TO DO:
Tell how many lines of the data include the word "JSON". Nothing but the number belongs in the answer.

DATASET RECORDS:
<<<<

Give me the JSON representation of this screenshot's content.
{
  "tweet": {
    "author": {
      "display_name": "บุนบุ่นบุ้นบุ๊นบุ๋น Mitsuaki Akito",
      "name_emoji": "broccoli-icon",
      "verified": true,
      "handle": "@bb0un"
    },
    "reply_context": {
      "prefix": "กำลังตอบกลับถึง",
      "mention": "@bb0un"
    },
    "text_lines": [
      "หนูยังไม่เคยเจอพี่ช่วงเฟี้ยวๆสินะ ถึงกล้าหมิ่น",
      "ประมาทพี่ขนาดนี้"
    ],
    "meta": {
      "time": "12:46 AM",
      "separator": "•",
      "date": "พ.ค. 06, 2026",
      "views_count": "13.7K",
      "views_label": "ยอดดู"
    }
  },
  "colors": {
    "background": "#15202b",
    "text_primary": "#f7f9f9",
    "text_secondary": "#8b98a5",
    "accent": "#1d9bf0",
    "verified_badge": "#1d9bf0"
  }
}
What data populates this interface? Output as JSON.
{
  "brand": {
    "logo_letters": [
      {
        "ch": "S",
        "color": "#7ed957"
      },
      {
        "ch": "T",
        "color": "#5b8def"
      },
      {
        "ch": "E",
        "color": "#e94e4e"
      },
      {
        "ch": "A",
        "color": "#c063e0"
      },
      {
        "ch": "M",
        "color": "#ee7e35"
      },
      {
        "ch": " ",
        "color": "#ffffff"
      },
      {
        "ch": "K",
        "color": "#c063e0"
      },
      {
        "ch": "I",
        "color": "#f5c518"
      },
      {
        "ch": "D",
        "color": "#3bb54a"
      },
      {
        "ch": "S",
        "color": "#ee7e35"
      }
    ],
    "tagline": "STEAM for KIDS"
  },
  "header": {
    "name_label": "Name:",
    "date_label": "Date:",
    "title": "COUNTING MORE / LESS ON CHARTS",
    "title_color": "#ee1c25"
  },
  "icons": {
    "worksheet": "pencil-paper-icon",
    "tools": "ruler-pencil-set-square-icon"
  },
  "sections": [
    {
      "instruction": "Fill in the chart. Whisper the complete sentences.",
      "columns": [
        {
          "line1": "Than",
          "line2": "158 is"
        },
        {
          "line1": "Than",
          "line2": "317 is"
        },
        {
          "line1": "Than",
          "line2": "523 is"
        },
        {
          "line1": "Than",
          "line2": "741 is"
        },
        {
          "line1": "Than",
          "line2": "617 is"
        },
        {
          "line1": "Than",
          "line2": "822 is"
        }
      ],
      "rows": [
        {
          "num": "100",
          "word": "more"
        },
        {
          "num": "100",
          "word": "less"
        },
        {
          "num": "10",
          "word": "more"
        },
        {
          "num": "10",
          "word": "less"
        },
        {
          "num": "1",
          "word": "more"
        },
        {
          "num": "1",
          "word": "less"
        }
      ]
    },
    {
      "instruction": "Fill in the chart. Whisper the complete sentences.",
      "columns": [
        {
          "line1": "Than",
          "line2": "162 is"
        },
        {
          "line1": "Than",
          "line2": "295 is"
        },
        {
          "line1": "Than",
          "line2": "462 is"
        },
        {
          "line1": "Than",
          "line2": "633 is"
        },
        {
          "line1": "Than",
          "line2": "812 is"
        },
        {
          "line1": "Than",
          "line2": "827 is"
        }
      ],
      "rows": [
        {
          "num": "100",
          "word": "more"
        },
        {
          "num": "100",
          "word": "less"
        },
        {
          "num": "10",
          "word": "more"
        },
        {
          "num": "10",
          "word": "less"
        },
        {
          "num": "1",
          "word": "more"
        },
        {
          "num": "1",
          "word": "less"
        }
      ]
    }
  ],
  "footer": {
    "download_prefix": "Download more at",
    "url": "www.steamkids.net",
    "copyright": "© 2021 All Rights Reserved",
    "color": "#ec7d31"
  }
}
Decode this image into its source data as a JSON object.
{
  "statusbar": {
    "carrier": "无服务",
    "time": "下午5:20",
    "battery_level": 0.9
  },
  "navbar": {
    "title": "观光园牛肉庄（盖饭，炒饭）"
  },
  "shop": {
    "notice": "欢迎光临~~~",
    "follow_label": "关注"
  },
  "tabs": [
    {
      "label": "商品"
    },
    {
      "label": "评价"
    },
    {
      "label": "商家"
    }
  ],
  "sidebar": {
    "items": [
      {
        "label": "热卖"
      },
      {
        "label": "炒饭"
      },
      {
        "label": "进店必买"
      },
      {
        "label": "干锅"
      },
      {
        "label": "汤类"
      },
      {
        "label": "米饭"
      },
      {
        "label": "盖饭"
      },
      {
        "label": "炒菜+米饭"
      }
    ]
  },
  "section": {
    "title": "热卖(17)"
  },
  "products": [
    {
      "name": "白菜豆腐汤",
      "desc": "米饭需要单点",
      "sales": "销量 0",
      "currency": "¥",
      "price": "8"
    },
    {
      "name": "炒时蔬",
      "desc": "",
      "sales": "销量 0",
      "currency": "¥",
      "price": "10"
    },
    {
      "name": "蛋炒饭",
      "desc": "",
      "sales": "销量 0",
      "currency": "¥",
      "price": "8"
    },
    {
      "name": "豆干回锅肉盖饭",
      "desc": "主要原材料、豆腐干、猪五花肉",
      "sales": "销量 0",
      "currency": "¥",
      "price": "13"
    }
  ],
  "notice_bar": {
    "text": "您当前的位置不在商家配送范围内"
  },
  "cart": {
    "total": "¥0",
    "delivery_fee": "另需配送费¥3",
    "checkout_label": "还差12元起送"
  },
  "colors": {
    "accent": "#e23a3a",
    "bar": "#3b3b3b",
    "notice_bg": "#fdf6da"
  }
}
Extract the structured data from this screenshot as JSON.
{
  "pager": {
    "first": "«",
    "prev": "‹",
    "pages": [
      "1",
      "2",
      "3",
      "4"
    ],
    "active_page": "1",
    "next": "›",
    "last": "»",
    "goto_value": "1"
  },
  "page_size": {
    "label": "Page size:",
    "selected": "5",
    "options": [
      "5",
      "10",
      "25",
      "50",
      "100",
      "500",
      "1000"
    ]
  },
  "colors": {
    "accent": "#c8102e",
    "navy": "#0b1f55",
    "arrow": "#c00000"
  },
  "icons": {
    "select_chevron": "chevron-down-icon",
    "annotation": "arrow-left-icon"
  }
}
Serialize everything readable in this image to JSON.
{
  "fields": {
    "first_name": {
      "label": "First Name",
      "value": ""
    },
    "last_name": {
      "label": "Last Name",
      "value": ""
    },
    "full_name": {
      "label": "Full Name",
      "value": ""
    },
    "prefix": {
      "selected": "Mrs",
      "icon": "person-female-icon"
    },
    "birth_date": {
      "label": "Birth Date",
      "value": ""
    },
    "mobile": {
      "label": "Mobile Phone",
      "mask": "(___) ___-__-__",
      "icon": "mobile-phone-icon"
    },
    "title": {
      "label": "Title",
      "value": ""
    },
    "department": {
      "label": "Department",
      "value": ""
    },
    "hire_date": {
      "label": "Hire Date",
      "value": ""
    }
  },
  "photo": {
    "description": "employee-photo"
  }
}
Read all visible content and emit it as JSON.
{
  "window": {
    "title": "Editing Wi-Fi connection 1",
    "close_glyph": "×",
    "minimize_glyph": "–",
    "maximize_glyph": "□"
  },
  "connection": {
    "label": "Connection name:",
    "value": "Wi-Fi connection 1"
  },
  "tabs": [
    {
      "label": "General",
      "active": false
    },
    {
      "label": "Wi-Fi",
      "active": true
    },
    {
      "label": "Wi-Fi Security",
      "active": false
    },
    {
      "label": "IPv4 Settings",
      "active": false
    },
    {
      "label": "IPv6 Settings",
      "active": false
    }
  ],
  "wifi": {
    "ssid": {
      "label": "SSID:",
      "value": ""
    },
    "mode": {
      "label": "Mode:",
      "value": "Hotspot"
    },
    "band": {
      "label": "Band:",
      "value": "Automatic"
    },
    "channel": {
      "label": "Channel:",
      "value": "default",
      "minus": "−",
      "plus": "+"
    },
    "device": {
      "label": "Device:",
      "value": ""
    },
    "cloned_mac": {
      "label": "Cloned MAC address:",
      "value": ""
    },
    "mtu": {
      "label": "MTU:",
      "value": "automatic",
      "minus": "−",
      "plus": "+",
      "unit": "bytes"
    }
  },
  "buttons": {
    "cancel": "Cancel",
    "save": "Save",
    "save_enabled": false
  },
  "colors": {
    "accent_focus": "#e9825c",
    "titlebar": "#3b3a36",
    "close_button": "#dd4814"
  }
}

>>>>

OUTPUT FOR THIS EXERCISE:
6